§ EXERCISE:
Please copy out every line in the records below that includes the word "Summit".

§ PROVIDED DATA:
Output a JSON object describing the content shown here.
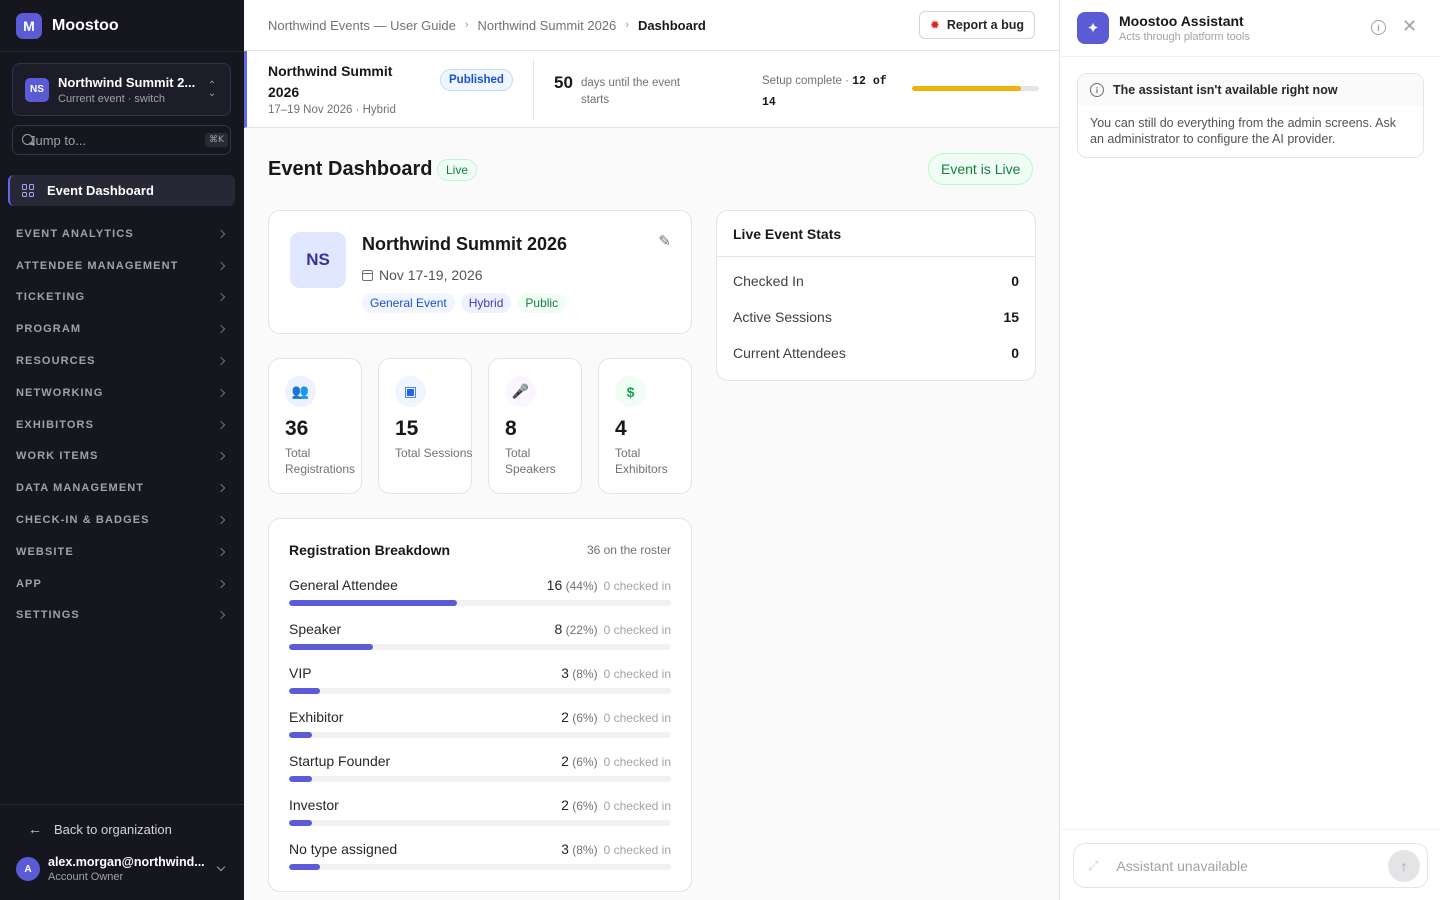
{
  "brand": {
    "logo_letter": "M",
    "name": "Moostoo"
  },
  "event_switcher": {
    "avatar": "NS",
    "title": "Northwind Summit 2...",
    "subtitle": "Current event · switch"
  },
  "jump": {
    "placeholder": "Jump to...",
    "shortcut": "⌘K"
  },
  "nav": {
    "active": {
      "label": "Event Dashboard",
      "icon": "grid-icon"
    },
    "groups": [
      {
        "label": "EVENT ANALYTICS"
      },
      {
        "label": "ATTENDEE MANAGEMENT"
      },
      {
        "label": "TICKETING"
      },
      {
        "label": "PROGRAM"
      },
      {
        "label": "RESOURCES"
      },
      {
        "label": "NETWORKING"
      },
      {
        "label": "EXHIBITORS"
      },
      {
        "label": "WORK ITEMS"
      },
      {
        "label": "DATA MANAGEMENT"
      },
      {
        "label": "CHECK-IN & BADGES"
      },
      {
        "label": "WEBSITE"
      },
      {
        "label": "APP"
      },
      {
        "label": "SETTINGS"
      }
    ]
  },
  "footer": {
    "back_label": "Back to organization",
    "user_initial": "A",
    "user_email": "alex.morgan@northwind...",
    "user_role": "Account Owner"
  },
  "breadcrumbs": [
    "Northwind Events — User Guide",
    "Northwind Summit 2026",
    "Dashboard"
  ],
  "report_bug": {
    "label": "Report a bug",
    "icon": "bug-icon"
  },
  "event_bar": {
    "title": "Northwind Summit 2026",
    "subtitle": "17–19 Nov 2026 · Hybrid",
    "status": "Published",
    "days": "50",
    "days_text": "days until the event starts",
    "setup_label": "Setup complete ·",
    "setup_count": "12 of 14",
    "setup_done": 12,
    "setup_total": 14,
    "setup_color": "#eab308"
  },
  "dashboard": {
    "title": "Event Dashboard",
    "badge": "Live",
    "live_button": "Event is Live"
  },
  "event_card": {
    "avatar": "NS",
    "title": "Northwind Summit 2026",
    "date": "Nov 17-19, 2026",
    "tags": [
      "General Event",
      "Hybrid",
      "Public"
    ]
  },
  "stats": [
    {
      "icon": "users-icon",
      "glyph": "👥",
      "value": "36",
      "label": "Total Registrations",
      "color": "#4f46e5",
      "bg": "#eef2ff"
    },
    {
      "icon": "calendar-icon",
      "glyph": "▣",
      "value": "15",
      "label": "Total Sessions",
      "color": "#2563eb",
      "bg": "#eff6ff"
    },
    {
      "icon": "mic-icon",
      "glyph": "🎤",
      "value": "8",
      "label": "Total Speakers",
      "color": "#9333ea",
      "bg": "#faf5ff"
    },
    {
      "icon": "dollar-icon",
      "glyph": "$",
      "value": "4",
      "label": "Total Exhibitors",
      "color": "#16a34a",
      "bg": "#f0fdf4"
    }
  ],
  "breakdown": {
    "title": "Registration Breakdown",
    "roster": "36 on the roster",
    "rows": [
      {
        "name": "General Attendee",
        "count": "16",
        "pct": "(44%)",
        "pct_value": 44,
        "checked": "0 checked in"
      },
      {
        "name": "Speaker",
        "count": "8",
        "pct": "(22%)",
        "pct_value": 22,
        "checked": "0 checked in"
      },
      {
        "name": "VIP",
        "count": "3",
        "pct": "(8%)",
        "pct_value": 8,
        "checked": "0 checked in"
      },
      {
        "name": "Exhibitor",
        "count": "2",
        "pct": "(6%)",
        "pct_value": 6,
        "checked": "0 checked in"
      },
      {
        "name": "Startup Founder",
        "count": "2",
        "pct": "(6%)",
        "pct_value": 6,
        "checked": "0 checked in"
      },
      {
        "name": "Investor",
        "count": "2",
        "pct": "(6%)",
        "pct_value": 6,
        "checked": "0 checked in"
      },
      {
        "name": "No type assigned",
        "count": "3",
        "pct": "(8%)",
        "pct_value": 8,
        "checked": "0 checked in"
      }
    ]
  },
  "live_stats": {
    "title": "Live Event Stats",
    "rows": [
      {
        "label": "Checked In",
        "value": "0"
      },
      {
        "label": "Active Sessions",
        "value": "15"
      },
      {
        "label": "Current Attendees",
        "value": "0"
      }
    ]
  },
  "assistant": {
    "title": "Moostoo Assistant",
    "subtitle": "Acts through platform tools",
    "notice_title": "The assistant isn't available right now",
    "notice_body": "You can still do everything from the admin screens. Ask an administrator to configure the AI provider.",
    "input_placeholder": "Assistant unavailable"
  }
}
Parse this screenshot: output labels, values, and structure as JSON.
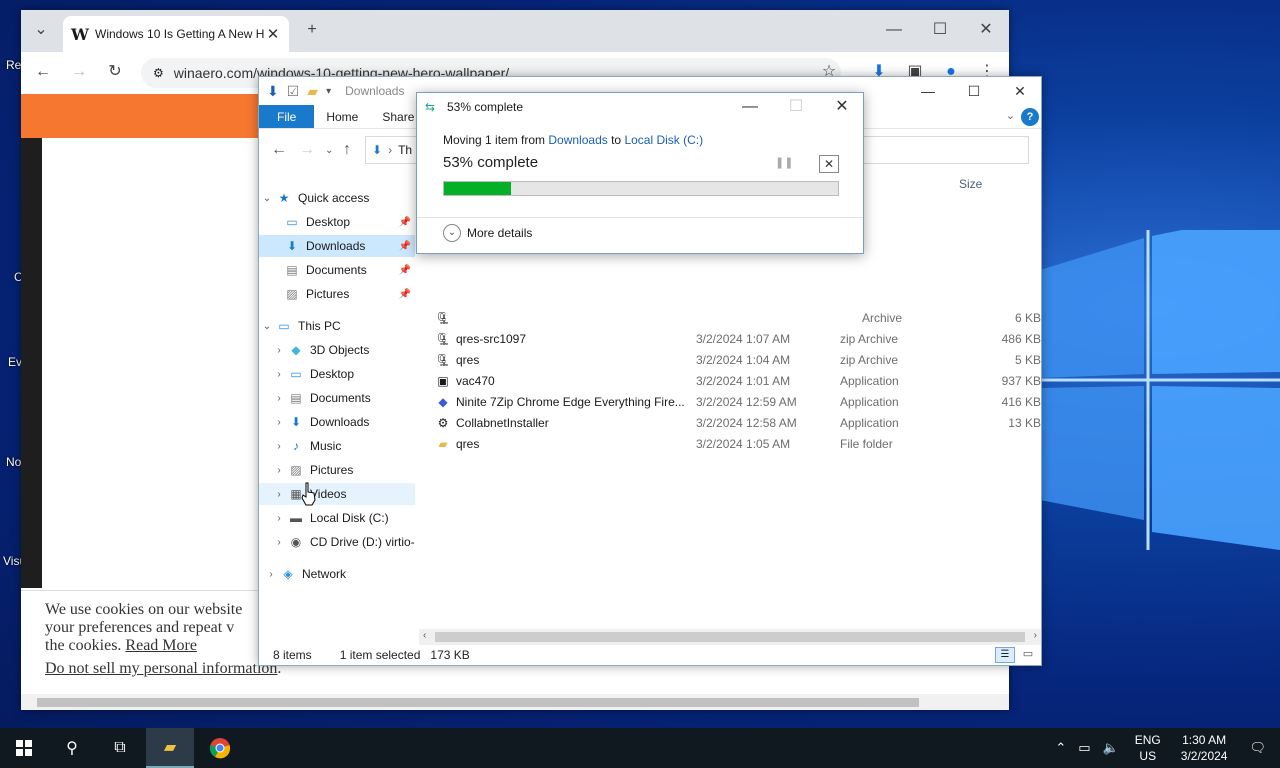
{
  "desktop": {
    "icon_labels": [
      "Re",
      "C",
      "Ev",
      "No",
      "Visu"
    ]
  },
  "chrome": {
    "tab_title": "Windows 10 Is Getting A New H",
    "tab_favicon": "W",
    "url": "winaero.com/windows-10-getting-new-hero-wallpaper/",
    "cookie_line1": "We use cookies on our website",
    "cookie_line2": "your preferences and repeat v",
    "cookie_line3_prefix": "the cookies.",
    "cookie_read_more": "Read More",
    "cookie_line4": "Do not sell my personal information",
    "cookie_line4_suffix": "."
  },
  "explorer": {
    "title": "Downloads",
    "ribbon_tabs": [
      "File",
      "Home",
      "Share"
    ],
    "address_crumb": "Th",
    "column_size": "Size",
    "nav": {
      "quick_access": "Quick access",
      "qa_desktop": "Desktop",
      "qa_downloads": "Downloads",
      "qa_documents": "Documents",
      "qa_pictures": "Pictures",
      "this_pc": "This PC",
      "pc_3d": "3D Objects",
      "pc_desktop": "Desktop",
      "pc_documents": "Documents",
      "pc_downloads": "Downloads",
      "pc_music": "Music",
      "pc_pictures": "Pictures",
      "pc_videos": "Videos",
      "pc_local": "Local Disk (C:)",
      "pc_cd": "CD Drive (D:) virtio-",
      "network": "Network"
    },
    "files": [
      {
        "name": "",
        "date": "",
        "type": "Archive",
        "size": "6 KB",
        "icon": "zip-icon"
      },
      {
        "name": "qres-src1097",
        "date": "3/2/2024 1:07 AM",
        "type": "zip Archive",
        "size": "486 KB",
        "icon": "zip-icon"
      },
      {
        "name": "qres",
        "date": "3/2/2024 1:04 AM",
        "type": "zip Archive",
        "size": "5 KB",
        "icon": "zip-icon"
      },
      {
        "name": "vac470",
        "date": "3/2/2024 1:01 AM",
        "type": "Application",
        "size": "937 KB",
        "icon": "app-icon"
      },
      {
        "name": "Ninite 7Zip Chrome Edge Everything Fire...",
        "date": "3/2/2024 12:59 AM",
        "type": "Application",
        "size": "416 KB",
        "icon": "ninite-icon"
      },
      {
        "name": "CollabnetInstaller",
        "date": "3/2/2024 12:58 AM",
        "type": "Application",
        "size": "13 KB",
        "icon": "installer-icon"
      },
      {
        "name": "qres",
        "date": "3/2/2024 1:05 AM",
        "type": "File folder",
        "size": "",
        "icon": "folder-icon"
      }
    ],
    "status_items": "8 items",
    "status_selected": "1 item selected",
    "status_size": "173 KB"
  },
  "dialog": {
    "title": "53% complete",
    "moving_prefix": "Moving 1 item from",
    "from": "Downloads",
    "to_word": "to",
    "to": "Local Disk (C:)",
    "big_status": "53% complete",
    "progress": 0.17,
    "more_details": "More details",
    "accent": "#06b025"
  },
  "taskbar": {
    "lang": "ENG",
    "region": "US",
    "time": "1:30 AM",
    "date": "3/2/2024"
  }
}
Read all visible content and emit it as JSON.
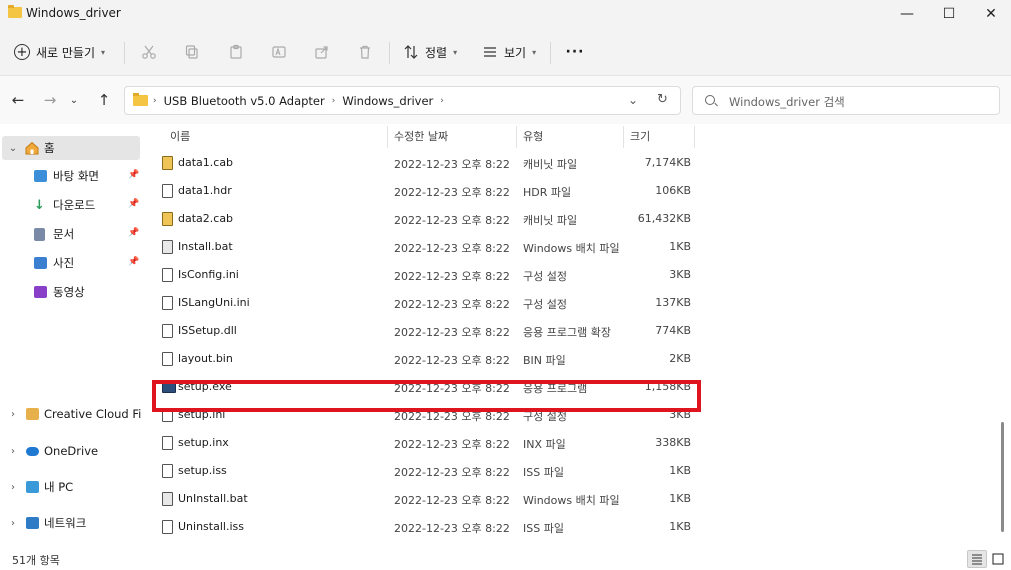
{
  "window": {
    "title": "Windows_driver",
    "minimize": "—",
    "maximize": "☐",
    "close": "✕"
  },
  "toolbar": {
    "new_label": "새로 만들기",
    "sort_label": "정렬",
    "view_label": "보기",
    "more_label": "···"
  },
  "address": {
    "crumbs": [
      "USB Bluetooth v5.0 Adapter",
      "Windows_driver"
    ],
    "search_placeholder": "Windows_driver 검색"
  },
  "sidebar": {
    "home": "홈",
    "quick": [
      {
        "label": "바탕 화면",
        "color": "#3a8fd8"
      },
      {
        "label": "다운로드",
        "color": "#2a9c5a"
      },
      {
        "label": "문서",
        "color": "#7a8aa6"
      },
      {
        "label": "사진",
        "color": "#3a7fd0"
      },
      {
        "label": "동영상",
        "color": "#8a3fc8"
      }
    ],
    "groups": [
      {
        "label": "Creative Cloud Files",
        "color": "#e8b04a"
      },
      {
        "label": "OneDrive",
        "color": "#1f78d1"
      },
      {
        "label": "내 PC",
        "color": "#3a9ad9"
      },
      {
        "label": "네트워크",
        "color": "#2f7cc6"
      }
    ]
  },
  "columns": {
    "name": "이름",
    "date": "수정한 날짜",
    "type": "유형",
    "size": "크기"
  },
  "files": [
    {
      "name": "data1.cab",
      "date": "2022-12-23 오후 8:22",
      "type": "캐비닛 파일",
      "size": "7,174KB",
      "icon": "cab"
    },
    {
      "name": "data1.hdr",
      "date": "2022-12-23 오후 8:22",
      "type": "HDR 파일",
      "size": "106KB",
      "icon": "file"
    },
    {
      "name": "data2.cab",
      "date": "2022-12-23 오후 8:22",
      "type": "캐비닛 파일",
      "size": "61,432KB",
      "icon": "cab"
    },
    {
      "name": "Install.bat",
      "date": "2022-12-23 오후 8:22",
      "type": "Windows 배치 파일",
      "size": "1KB",
      "icon": "bat"
    },
    {
      "name": "IsConfig.ini",
      "date": "2022-12-23 오후 8:22",
      "type": "구성 설정",
      "size": "3KB",
      "icon": "ini"
    },
    {
      "name": "ISLangUni.ini",
      "date": "2022-12-23 오후 8:22",
      "type": "구성 설정",
      "size": "137KB",
      "icon": "ini"
    },
    {
      "name": "ISSetup.dll",
      "date": "2022-12-23 오후 8:22",
      "type": "응용 프로그램 확장",
      "size": "774KB",
      "icon": "dll"
    },
    {
      "name": "layout.bin",
      "date": "2022-12-23 오후 8:22",
      "type": "BIN 파일",
      "size": "2KB",
      "icon": "file"
    },
    {
      "name": "setup.exe",
      "date": "2022-12-23 오후 8:22",
      "type": "응용 프로그램",
      "size": "1,158KB",
      "icon": "exe"
    },
    {
      "name": "setup.ini",
      "date": "2022-12-23 오후 8:22",
      "type": "구성 설정",
      "size": "3KB",
      "icon": "ini"
    },
    {
      "name": "setup.inx",
      "date": "2022-12-23 오후 8:22",
      "type": "INX 파일",
      "size": "338KB",
      "icon": "file"
    },
    {
      "name": "setup.iss",
      "date": "2022-12-23 오후 8:22",
      "type": "ISS 파일",
      "size": "1KB",
      "icon": "file"
    },
    {
      "name": "UnInstall.bat",
      "date": "2022-12-23 오후 8:22",
      "type": "Windows 배치 파일",
      "size": "1KB",
      "icon": "bat"
    },
    {
      "name": "Uninstall.iss",
      "date": "2022-12-23 오후 8:22",
      "type": "ISS 파일",
      "size": "1KB",
      "icon": "file"
    }
  ],
  "highlight_color": "#e0141e",
  "status": {
    "count": "51개 항목"
  }
}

§ THE COMPLETED TASK:
    "title": "Northwind Summit 2...",
    "Northwind Summit 2026",
    "title": "Northwind Summit 2026",
    "title": "Northwind Summit 2026",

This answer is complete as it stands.